**WHAT TO WORK ON:** Your answer must repeat all of the entries word for word, without any images.

Extracted data entries:
⁂
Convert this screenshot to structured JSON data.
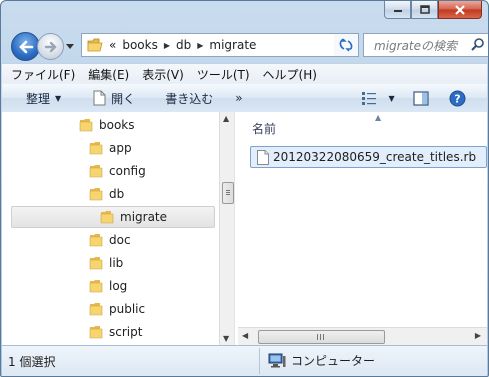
{
  "window": {
    "buttons": {
      "minimize": "minimize",
      "maximize": "maximize",
      "close": "close"
    }
  },
  "nav": {
    "back_icon": "back-arrow-icon",
    "forward_icon": "forward-arrow-icon",
    "breadcrumb": {
      "overflow": "«",
      "segments": [
        "books",
        "db",
        "migrate"
      ]
    },
    "search_placeholder": "migrateの検索"
  },
  "menu": [
    "ファイル(F)",
    "編集(E)",
    "表示(V)",
    "ツール(T)",
    "ヘルプ(H)"
  ],
  "toolbar": {
    "organize": "整理",
    "open": "開く",
    "burn": "書き込む",
    "more": "»"
  },
  "tree": {
    "items": [
      {
        "label": "books"
      },
      {
        "label": "app"
      },
      {
        "label": "config"
      },
      {
        "label": "db"
      },
      {
        "label": "migrate",
        "selected": true
      },
      {
        "label": "doc"
      },
      {
        "label": "lib"
      },
      {
        "label": "log"
      },
      {
        "label": "public"
      },
      {
        "label": "script"
      }
    ]
  },
  "files": {
    "column_header": "名前",
    "items": [
      {
        "name": "20120322080659_create_titles.rb"
      }
    ]
  },
  "status": {
    "selection": "1 個選択",
    "location": "コンピューター"
  },
  "colors": {
    "accent": "#2c6cc4",
    "folder": "#e8b84a",
    "selection": "#e2eefb"
  }
}
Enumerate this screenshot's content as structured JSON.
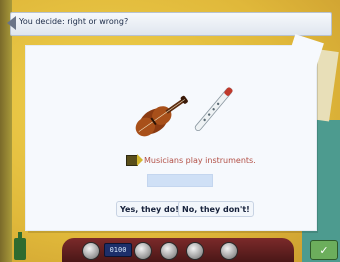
{
  "header": {
    "title": "You decide: right or wrong?",
    "icon": "back-arrow-icon"
  },
  "prompt": {
    "caption": "Musicians play instruments.",
    "images": [
      "violin",
      "recorder"
    ],
    "answer_value": ""
  },
  "buttons": {
    "yes_label": "Yes, they do!",
    "no_label": "No, they don't!"
  },
  "toolbar": {
    "clock_text": "0100",
    "tools": [
      "home-icon",
      "clock-icon",
      "headphones-icon",
      "chat-icon",
      "notebook-icon",
      "folder-icon"
    ]
  },
  "colors": {
    "accent_caption": "#b24f45",
    "card_bg": "#f6f9fd",
    "input_fill": "#cfe0f6",
    "toolbar_bg": "#6a2222"
  }
}
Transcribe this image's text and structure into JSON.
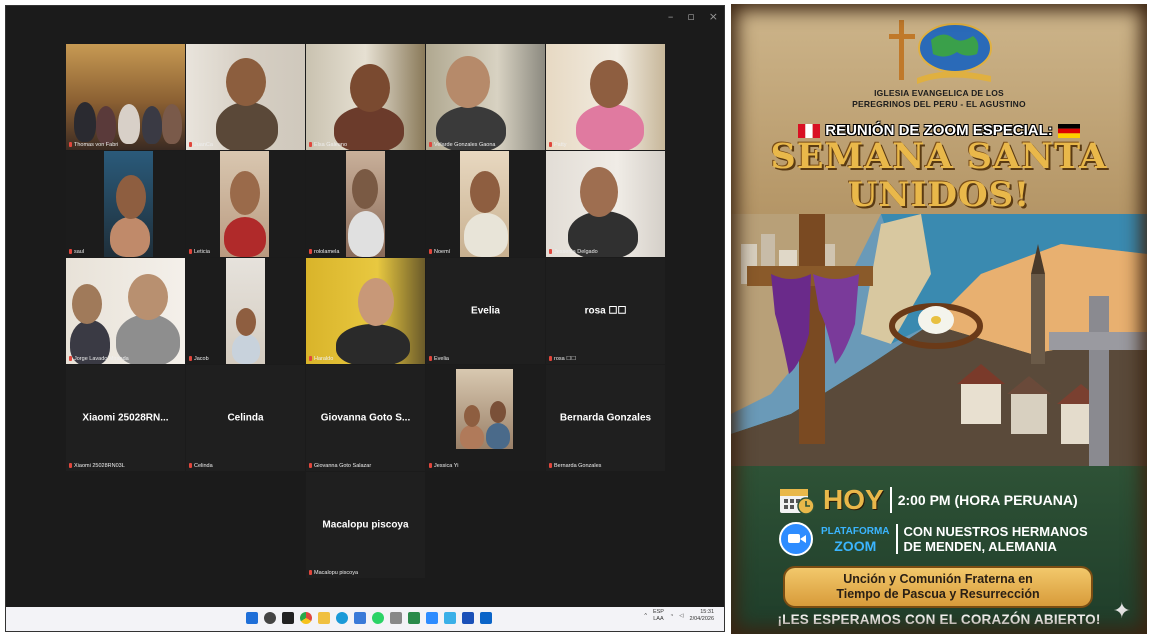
{
  "zoom_window": {
    "controls": [
      "–",
      "▫",
      "×"
    ],
    "participants": [
      {
        "name": "Thomas von Fabri",
        "video": true
      },
      {
        "name": "JuanCa",
        "video": true
      },
      {
        "name": "Elsa Galeano",
        "video": true,
        "active": true
      },
      {
        "name": "Velarde Gonzales Gaona",
        "video": true
      },
      {
        "name": "Patty",
        "video": true
      },
      {
        "name": "saul",
        "video": true
      },
      {
        "name": "Leticia",
        "video": true
      },
      {
        "name": "rololamela",
        "video": true
      },
      {
        "name": "Noemí",
        "video": true
      },
      {
        "name": "Jessenia Delgado",
        "video": true
      },
      {
        "name": "Jorge Lavado Miranda",
        "video": true
      },
      {
        "name": "Jacob",
        "video": true
      },
      {
        "name": "Haraldo",
        "video": true
      },
      {
        "name": "Evelia",
        "video": false,
        "display": "Evelia"
      },
      {
        "name": "rosa ☐☐",
        "video": false,
        "display": "rosa ☐☐"
      },
      {
        "name": "Xiaomi 25028RN03L",
        "video": false,
        "display": "Xiaomi 25028RN..."
      },
      {
        "name": "Celinda",
        "video": false,
        "display": "Celinda"
      },
      {
        "name": "Giovanna Goto Salazar",
        "video": false,
        "display": "Giovanna Goto S..."
      },
      {
        "name": "Jessica Yi",
        "video": true
      },
      {
        "name": "Bernarda Gonzales",
        "video": false,
        "display": "Bernarda Gonzales"
      },
      {
        "name": "Macalopu piscoya",
        "video": false,
        "display": "Macalopu piscoya"
      }
    ],
    "tray": {
      "lang": "ESP",
      "lang2": "LAA",
      "time": "15:31",
      "date": "2/04/2026"
    }
  },
  "poster": {
    "church_line1": "IGLESIA EVANGELICA DE LOS",
    "church_line2": "PEREGRINOS DEL PERU - EL AGUSTINO",
    "reunion": "REUNIÓN DE ZOOM ESPECIAL:",
    "title1": "SEMANA SANTA",
    "title2": "UNIDOS!",
    "hoy": "HOY",
    "time": "2:00 PM (HORA PERUANA)",
    "plataforma": "PLATAFORMA",
    "zoom": "ZOOM",
    "hermanos1": "CON NUESTROS HERMANOS",
    "hermanos2": "DE MENDEN, ALEMANIA",
    "uncion1": "Unción y Comunión Fraterna en",
    "uncion2": "Tiempo de Pascua y Resurrección",
    "esperamos": "¡LES ESPERAMOS CON EL CORAZÓN ABIERTO!",
    "colors": {
      "gold": "#e9b84a",
      "green": "#2e5236",
      "zoom_blue": "#2d8cff"
    }
  }
}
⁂
**WRITTEN RESPONSE:**
Convert this screenshot to structured JSON data.
{
  "window": {
    "buttons": {
      "minimize": "minimize",
      "maximize": "maximize",
      "close": "close"
    }
  },
  "nav": {
    "back_icon": "back-arrow-icon",
    "forward_icon": "forward-arrow-icon",
    "breadcrumb": {
      "overflow": "«",
      "segments": [
        "books",
        "db",
        "migrate"
      ]
    },
    "search_placeholder": "migrateの検索"
  },
  "menu": [
    "ファイル(F)",
    "編集(E)",
    "表示(V)",
    "ツール(T)",
    "ヘルプ(H)"
  ],
  "toolbar": {
    "organize": "整理",
    "open": "開く",
    "burn": "書き込む",
    "more": "»"
  },
  "tree": {
    "items": [
      {
        "label": "books"
      },
      {
        "label": "app"
      },
      {
        "label": "config"
      },
      {
        "label": "db"
      },
      {
        "label": "migrate",
        "selected": true
      },
      {
        "label": "doc"
      },
      {
        "label": "lib"
      },
      {
        "label": "log"
      },
      {
        "label": "public"
      },
      {
        "label": "script"
      }
    ]
  },
  "files": {
    "column_header": "名前",
    "items": [
      {
        "name": "20120322080659_create_titles.rb"
      }
    ]
  },
  "status": {
    "selection": "1 個選択",
    "location": "コンピューター"
  },
  "colors": {
    "accent": "#2c6cc4",
    "folder": "#e8b84a",
    "selection": "#e2eefb"
  }
}
Enumerate this screenshot's content as structured JSON.
{
  "header": {
    "title": "You decide: right or wrong?",
    "icon": "back-arrow-icon"
  },
  "prompt": {
    "caption": "Musicians play instruments.",
    "images": [
      "violin",
      "recorder"
    ],
    "answer_value": ""
  },
  "buttons": {
    "yes_label": "Yes, they do!",
    "no_label": "No, they don't!"
  },
  "toolbar": {
    "clock_text": "0100",
    "tools": [
      "home-icon",
      "clock-icon",
      "headphones-icon",
      "chat-icon",
      "notebook-icon",
      "folder-icon"
    ]
  },
  "colors": {
    "accent_caption": "#b24f45",
    "card_bg": "#f6f9fd",
    "input_fill": "#cfe0f6",
    "toolbar_bg": "#6a2222"
  }
}
Transcribe this image's text and structure into JSON.
{
  "zoom_window": {
    "controls": [
      "–",
      "▫",
      "×"
    ],
    "participants": [
      {
        "name": "Thomas von Fabri",
        "video": true
      },
      {
        "name": "JuanCa",
        "video": true
      },
      {
        "name": "Elsa Galeano",
        "video": true,
        "active": true
      },
      {
        "name": "Velarde Gonzales Gaona",
        "video": true
      },
      {
        "name": "Patty",
        "video": true
      },
      {
        "name": "saul",
        "video": true
      },
      {
        "name": "Leticia",
        "video": true
      },
      {
        "name": "rololamela",
        "video": true
      },
      {
        "name": "Noemí",
        "video": true
      },
      {
        "name": "Jessenia Delgado",
        "video": true
      },
      {
        "name": "Jorge Lavado Miranda",
        "video": true
      },
      {
        "name": "Jacob",
        "video": true
      },
      {
        "name": "Haraldo",
        "video": true
      },
      {
        "name": "Evelia",
        "video": false,
        "display": "Evelia"
      },
      {
        "name": "rosa ☐☐",
        "video": false,
        "display": "rosa ☐☐"
      },
      {
        "name": "Xiaomi 25028RN03L",
        "video": false,
        "display": "Xiaomi 25028RN..."
      },
      {
        "name": "Celinda",
        "video": false,
        "display": "Celinda"
      },
      {
        "name": "Giovanna Goto Salazar",
        "video": false,
        "display": "Giovanna Goto S..."
      },
      {
        "name": "Jessica Yi",
        "video": true
      },
      {
        "name": "Bernarda Gonzales",
        "video": false,
        "display": "Bernarda Gonzales"
      },
      {
        "name": "Macalopu piscoya",
        "video": false,
        "display": "Macalopu piscoya"
      }
    ],
    "tray": {
      "lang": "ESP",
      "lang2": "LAA",
      "time": "15:31",
      "date": "2/04/2026"
    }
  },
  "poster": {
    "church_line1": "IGLESIA EVANGELICA DE LOS",
    "church_line2": "PEREGRINOS DEL PERU - EL AGUSTINO",
    "reunion": "REUNIÓN DE ZOOM ESPECIAL:",
    "title1": "SEMANA SANTA",
    "title2": "UNIDOS!",
    "hoy": "HOY",
    "time": "2:00 PM (HORA PERUANA)",
    "plataforma": "PLATAFORMA",
    "zoom": "ZOOM",
    "hermanos1": "CON NUESTROS HERMANOS",
    "hermanos2": "DE MENDEN, ALEMANIA",
    "uncion1": "Unción y Comunión Fraterna en",
    "uncion2": "Tiempo de Pascua y Resurrección",
    "esperamos": "¡LES ESPERAMOS CON EL CORAZÓN ABIERTO!",
    "colors": {
      "gold": "#e9b84a",
      "green": "#2e5236",
      "zoom_blue": "#2d8cff"
    }
  }
}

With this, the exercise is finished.